Now, before I start taking this taxonomy apart, let me say that I do applaud Andrew Churches for putting an obvious amount of careful thought and effort into this. Figuring out where modern digital technologies fit into Bloom’s classic is a worthwhile endeavor. BUT, there is a tendency for people to be overly impressed by technology and to imbue it with too much power (especially if they don’t really understand how it works). It’s a good start though.
There is a middle ground between seeing technology as a mere vehicle and seeing it as a panacea. This is very important.
Rather than write a single long treatise, I will summarize the problems and then write a more detailed explanation later (in subsequent posts). SO here they are; in no particular order (the numbering is only to allow easy reference):
- The classifications of the new verbs give far too much credit for actions that merely use the technology. It confuses tool *use* with actual thought. Many of the elements are inflated w.r.t. where they belong on the hierarchy.
- The verbs describe the use of specific tools rather than the intellectual skills they represent. It would be like listing ‘pencil use’ or ‘book manipulation’.
- It confuses collecting information with actually remembering or understanding it. For example, bookmarking isn’t remembering. This is a serious misconception with far-reaching implications.
- Finding does NOT belong in the same category as knowledge (original Bloom’s) or remembering (revised). If anything it belongs in a new category BELOW Knowledge. Just because I know where or how to find something does not mean I know it.
- Twittering has very little to do with understanding and a great deal to do with vociferation and parroting.
- I really wish people would stop using terms they don’t really understand. Boolean logic is a very fundamental (and old) notion in informatics. It has been part of programming literacy since the beginning of programming. It is a topic, and as such has no place in Bloom’s taxonomy, unless you want to start listing all topics and concepts. That’s not what Bloom’s is for and indicates confusion about the level of abstraction at which Bloom’s operates. If Boolean logic has a place in Bloom’s, then so does Algebra, and the Kreb’s Cycle (and a million other topics).

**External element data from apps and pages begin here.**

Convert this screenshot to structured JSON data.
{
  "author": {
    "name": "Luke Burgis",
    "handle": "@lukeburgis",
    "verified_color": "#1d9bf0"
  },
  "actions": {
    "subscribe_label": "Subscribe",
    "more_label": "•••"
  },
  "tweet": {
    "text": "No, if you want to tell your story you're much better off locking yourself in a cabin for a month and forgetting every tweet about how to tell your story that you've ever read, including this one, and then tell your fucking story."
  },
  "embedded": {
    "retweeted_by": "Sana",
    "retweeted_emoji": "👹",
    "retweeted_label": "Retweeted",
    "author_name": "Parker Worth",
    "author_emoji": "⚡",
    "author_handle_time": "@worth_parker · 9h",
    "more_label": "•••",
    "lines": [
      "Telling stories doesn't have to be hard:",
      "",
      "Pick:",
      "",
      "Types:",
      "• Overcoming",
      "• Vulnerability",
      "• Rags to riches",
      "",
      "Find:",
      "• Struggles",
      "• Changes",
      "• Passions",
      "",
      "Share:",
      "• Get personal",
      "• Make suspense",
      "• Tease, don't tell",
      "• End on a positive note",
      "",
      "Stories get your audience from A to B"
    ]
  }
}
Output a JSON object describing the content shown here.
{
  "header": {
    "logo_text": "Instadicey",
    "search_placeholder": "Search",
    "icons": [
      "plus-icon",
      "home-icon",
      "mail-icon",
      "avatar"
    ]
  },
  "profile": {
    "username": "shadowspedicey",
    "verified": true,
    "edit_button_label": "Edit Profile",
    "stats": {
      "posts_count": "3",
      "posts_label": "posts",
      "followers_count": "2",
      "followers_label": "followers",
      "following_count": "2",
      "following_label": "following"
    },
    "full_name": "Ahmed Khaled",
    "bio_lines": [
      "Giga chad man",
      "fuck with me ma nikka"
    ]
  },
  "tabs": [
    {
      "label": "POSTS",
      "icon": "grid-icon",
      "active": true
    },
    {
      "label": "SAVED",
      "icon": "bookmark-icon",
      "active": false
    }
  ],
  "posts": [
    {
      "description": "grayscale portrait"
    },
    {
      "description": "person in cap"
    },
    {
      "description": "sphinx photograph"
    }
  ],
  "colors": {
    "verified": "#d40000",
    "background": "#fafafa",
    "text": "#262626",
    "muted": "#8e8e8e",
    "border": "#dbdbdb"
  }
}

- Subscribing has nothing to do with understanding. It is a variation on collecting. The author himself admits that “the act of subscription by itself does not show or develop understanding but often the process of reading and revisiting the subscribed-to feeds leads to greater understanding.” Do not put elements into categories to which they could belong if people developed the idea. Bloom’s is a taxonomy of where these elements fit in a hierarchy, not a projection of where things could lead.
- Hacking does not mean applying a set of rules to achieve an objective.
- Editing is not applying. Neither are uploading, sharing, running, or operating. I don’t even know where these things belong, but I know they sit somewhere below Knowledge. Some are merely psycho-motor skills.
- Tagging is not analyzing (except in the most superficial sense). In many cases these days when you go to tag something, the application will offer suggestions and all you have to do is click on them. It is classifying.
I do agree that we should be looking at the cognitive implications of using various technologies, but what has been presented here, though a useful first draft, is too superficial and inflated. It is the perspective of a tool user when it should come from the perspective of a tool maker.
Any sufficiently advanced technology is indistinguishable from magic. – Arthur C. Clarke